The external fund manager backed by Berkshire Hathaway’s Charlie Munger, Li Lu, makes no bones about it when he says ‘The biggest investment risk is not the volatility of prices, but whether you will suffer a permanent loss of capital. So it might be obvious that you need to consider debt, when you think about how risky any given stock is, because too much debt can sink a company. Importantly, HanmiGlobal Co., Ltd. (KRX:053690) does carry debt. But is this debt a concern to shareholders?

What Risk Does Debt Bring?

Debt and other liabilities become risky for a business when it cannot easily fulfill those obligations, either with free cash flow or by raising capital at an attractive price. Ultimately, if the company can’t fulfill its legal obligations to repay debt, shareholders could walk away with nothing. However, a more usual (but still expensive) situation is where a company must dilute shareholders at a cheap share price simply to get debt under control. Having said that, the most common situation is where a company manages its debt reasonably well – and to its own advantage. The first step when considering a company’s debt levels is to consider its cash and debt together.

View our latest analysis for HanmiGlobal

What Is HanmiGlobal’s Debt?

As you can see below, HanmiGlobal had ₩11.3b of debt at September 2019, down from ₩25.4b a year prior.
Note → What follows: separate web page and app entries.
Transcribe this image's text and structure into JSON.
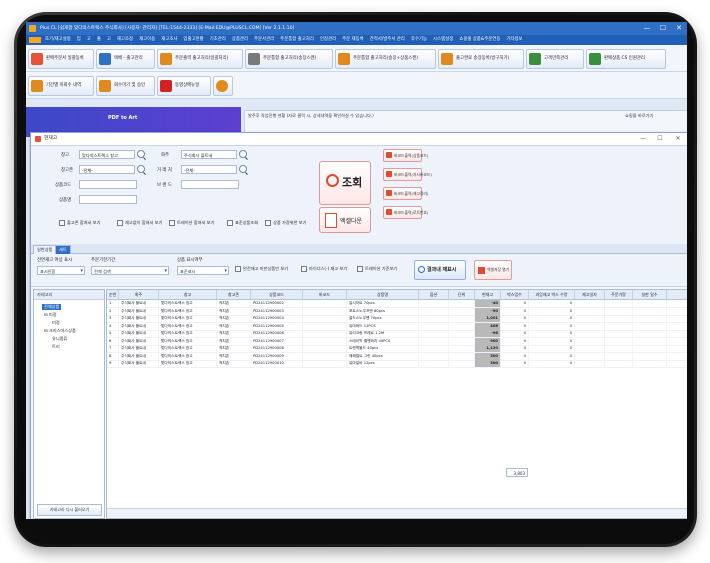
{
  "window": {
    "title": "Plus CL  [쉽게팜 맞다의스트렉스 주식회사] [사용자: 관리자] [TEL:1544-2333] [E-Mail:EDU@PLUSCL.COM] [Ver 2.1.1.10]",
    "min_glyph": "—",
    "max_glyph": "☐",
    "close_glyph": "✕"
  },
  "menu": [
    "초기/재고설정",
    "입",
    "고",
    "출",
    "고",
    "재고조정",
    "재고이동",
    "재고조사",
    "입출고현황",
    "기초관리",
    "상품관리",
    "주문서관리",
    "주문통합 출고처리",
    "인정관리",
    "주문 재등록",
    "견적서/발주서 관리",
    "후수기능",
    "시스템설정",
    "쇼핑몰 상품&주문연동",
    "기타정보"
  ],
  "toolbar1": [
    {
      "label": "판매주문서 일괄등록",
      "color": "#e8503a"
    },
    {
      "label": "택배 - 출고관리",
      "color": "#2f6fc4"
    },
    {
      "label": "주문출력 출고처리(일괄처리)",
      "color": "#e08a1e"
    },
    {
      "label": "주문통합 출고처리(송장스캔)",
      "color": "#7a7a7a"
    },
    {
      "label": "주문통합 출고처리(송장+상품스캔)",
      "color": "#e08a1e"
    },
    {
      "label": "출고완료 송장등록(방구처기)",
      "color": "#e08a1e"
    },
    {
      "label": "고객만족관리",
      "color": "#3b8e3b"
    },
    {
      "label": "판매상품 CS 인원관리",
      "color": "#3b8e3b"
    }
  ],
  "toolbar2": [
    {
      "label": "기간별 미회수 내역",
      "color": "#e08a1e"
    },
    {
      "label": "회수마기 및 승인",
      "color": "#e08a1e"
    },
    {
      "label": "동영상메뉴얼",
      "color": "#d32222"
    },
    {
      "label": "",
      "color": "#e08a1e"
    }
  ],
  "background": {
    "banner_text": "PDF to Art",
    "strip_text": "발주후 작업진행 현황 (자료 클릭 시, 상세내역을 확인하실 수 있습니다.)",
    "strip_right": "쇼핑몰 바로가기"
  },
  "stock_window": {
    "title": "현재고",
    "min_glyph": "—",
    "max_glyph": "☐",
    "close_glyph": "✕"
  },
  "search": {
    "warehouse_label": "창고",
    "warehouse_value": "맞다의스트렉스 창고",
    "client_label": "화주",
    "client_value": "주식회사 플트네",
    "location_label": "창고존",
    "location_value": "-전체-",
    "vendor_label": "거 래 처",
    "vendor_value": "-전체-",
    "code_label": "상품코드",
    "brand_label": "브 랜 드",
    "name_label": "상품명",
    "query_label": "조회",
    "excel_label": "엑셀다운",
    "print_buttons": [
      "바코드출력(상품코드)",
      "바코드출력(자사바코드)",
      "바코드출력(재고정리)",
      "바코드출력(로트번호)"
    ],
    "checks": [
      "출고존 합쳐서 보기",
      "재고없이 합쳐서 보기",
      "트레이션 합쳐서 보기",
      "표준상품조회",
      "상품 가장위한 보기"
    ]
  },
  "tabs": [
    "일반상품",
    "세트"
  ],
  "filters": {
    "period_label": "전면재고 여상 표시",
    "period_value": "표시안함",
    "order_label": "주문기한기간",
    "order_value": "전체 검색",
    "display_label": "상품 표시여부",
    "display_value": "표준표시",
    "chk_a": "안전재고 미만상품만 보기",
    "chk_b": "마이너스(-) 재고 보기",
    "chk_c": "트레이션 기준보기",
    "apply_label": "결과내 재표시",
    "save_label": "엑셀저장 열기"
  },
  "category": {
    "header": "카테고리",
    "nodes": [
      "전체상품",
      "미정",
      "미정",
      "크리스마스상품",
      "유니폼류",
      "트리"
    ],
    "button": "카테고리 다시 불러오기"
  },
  "grid": {
    "columns": [
      "순번",
      "화주",
      "창고",
      "창고존",
      "상품코드",
      "바코드",
      "상품명",
      "옵션",
      "단위",
      "현재고",
      "박스입수",
      "과잉재고 박스 수량",
      "재고일자",
      "주문가량",
      "실판 일수"
    ],
    "rows": [
      [
        "1",
        "주식회사 플트네",
        "맞다의스트렉스 창고",
        "적치존",
        "PD24112900002",
        "",
        "일시하트 70pcs",
        "",
        "",
        "-40",
        "0",
        "0",
        "",
        "",
        ""
      ],
      [
        "2",
        "주식회사 플트네",
        "맞다의스트렉스 창고",
        "적치존",
        "PD24112900003",
        "",
        "포트스노우프렌 80pcs",
        "",
        "",
        "-90",
        "0",
        "0",
        "",
        "",
        ""
      ],
      [
        "3",
        "주식회사 플트네",
        "맞다의스트렉스 창고",
        "적치존",
        "PD24112900004",
        "",
        "골드스노우펜 70pcs",
        "",
        "",
        "1,001",
        "0",
        "0",
        "",
        "",
        ""
      ],
      [
        "4",
        "주식회사 플트네",
        "맞다의스트렉스 창고",
        "적치존",
        "PD24112900005",
        "",
        "유마와드 12PCS",
        "",
        "",
        "408",
        "0",
        "0",
        "",
        "",
        ""
      ],
      [
        "5",
        "주식회사 플트네",
        "맞다의스트렉스 창고",
        "적치존",
        "PD24112900006",
        "",
        "유리크랑 프레르 1.2M",
        "",
        "",
        "-96",
        "0",
        "0",
        "",
        "",
        ""
      ],
      [
        "6",
        "주식회사 플트네",
        "맞다의스트렉스 창고",
        "적치존",
        "PD24112900007",
        "",
        "스테이픽 벨벳와치 40PCS",
        "",
        "",
        "900",
        "0",
        "0",
        "",
        "",
        ""
      ],
      [
        "7",
        "주식회사 플트네",
        "맞다의스트렉스 창고",
        "적치존",
        "PD24112900008",
        "",
        "트랜백볼드 40pcs",
        "",
        "",
        "1,120",
        "0",
        "0",
        "",
        "",
        ""
      ],
      [
        "8",
        "주식회사 플트네",
        "맞다의스트렉스 창고",
        "적치존",
        "PD24112900009",
        "",
        "매패벌트 그린 40pcs",
        "",
        "",
        "300",
        "0",
        "0",
        "",
        "",
        ""
      ],
      [
        "9",
        "주식회사 플트네",
        "맞다의스트렉스 창고",
        "적치존",
        "PD24112900010",
        "",
        "유마일비 12pcs",
        "",
        "",
        "300",
        "0",
        "0",
        "",
        "",
        ""
      ]
    ],
    "total": "3,803"
  }
}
However, its balance sheet shows it holds ₩53.7b in cash, so it actually has ₩42.4b net cash.

KOSE:A053690 Historical Debt, February 26th 2020
KOSE:A053690 Historical Debt, February 26th 2020

How Healthy Is HanmiGlobal’s Balance Sheet?

According to the last reported balance sheet, HanmiGlobal had liabilities of ₩46.2b due within 12 months, and liabilities of ₩11.5b due beyond 12 months. Offsetting this, it had ₩53.7b in cash and ₩26.7b in receivables that were due within 12 months. So it can boast ₩22.7b more liquid assets than total liabilities.

This excess liquidity suggests that HanmiGlobal is taking a careful approach to debt. Due to its strong net asset position, it is not likely to face issues with its lenders. Succinctly put, HanmiGlobal boasts net cash, so it’s fair to say it does not have a heavy debt load!

Better yet, HanmiGlobal grew its EBIT by 105% last year, which is an impressive improvement. That boost will make it even easier to pay down debt going forward. When analysing debt levels, the balance sheet is the obvious place to start. But you can’t view debt in total isolation; since HanmiGlobal will need earnings to service that debt. So if you’re keen to discover more about its earnings, it might be worth checking out this graph of its long term earnings trend.

Finally, while the tax-man may adore accounting profits, lenders only accept cold hard cash. HanmiGlobal may have net cash on the balance sheet, but it is still interesting to look at how well the business converts its earnings before interest and tax (EBIT) to free cash flow, because that will influence both its need for, and its capacity to manage debt. Over the last three years, HanmiGlobal actually produced more free cash flow than EBIT. There’s nothing better than incoming cash when it comes to staying in your lenders’ good graces.

Summing up

While we empathize with investors who find debt concerning, you should keep in mind that HanmiGlobal has net cash of ₩42.4b, as well as more liquid assets than liabilities. And it impressed us with free cash flow of ₩30b, being 116% of its EBIT. When it comes to HanmiGlobal’s debt, we sufficiently relaxed that our mind turns to the jacuzzi. The balance sheet is clearly the area to focus on when you are analysing debt. However, not all investment risk resides within the balance sheet – far from it. Take risks, for example – HanmiGlobal has 2 warning signs we think you should be aware of.

If you’re interested in investing in businesses that can grow profits without the burden of debt, then check out this free list of growing businesses that have net cash on the balance sheet.

If you spot an error that warrants correction, please contact the editor at editorial-team@simplywallst.com. This article by Simply Wall St is general in nature. It does not constitute a recommendation to buy or sell any stock, and does not take account of your objectives, or your financial situation. Simply Wall St has no position in the stocks mentioned.

We aim to bring you long-term focused research analysis driven by fundamental data. Note that our analysis may not factor in the latest price-sensitive company announcements or qualitative material. Thank you for reading.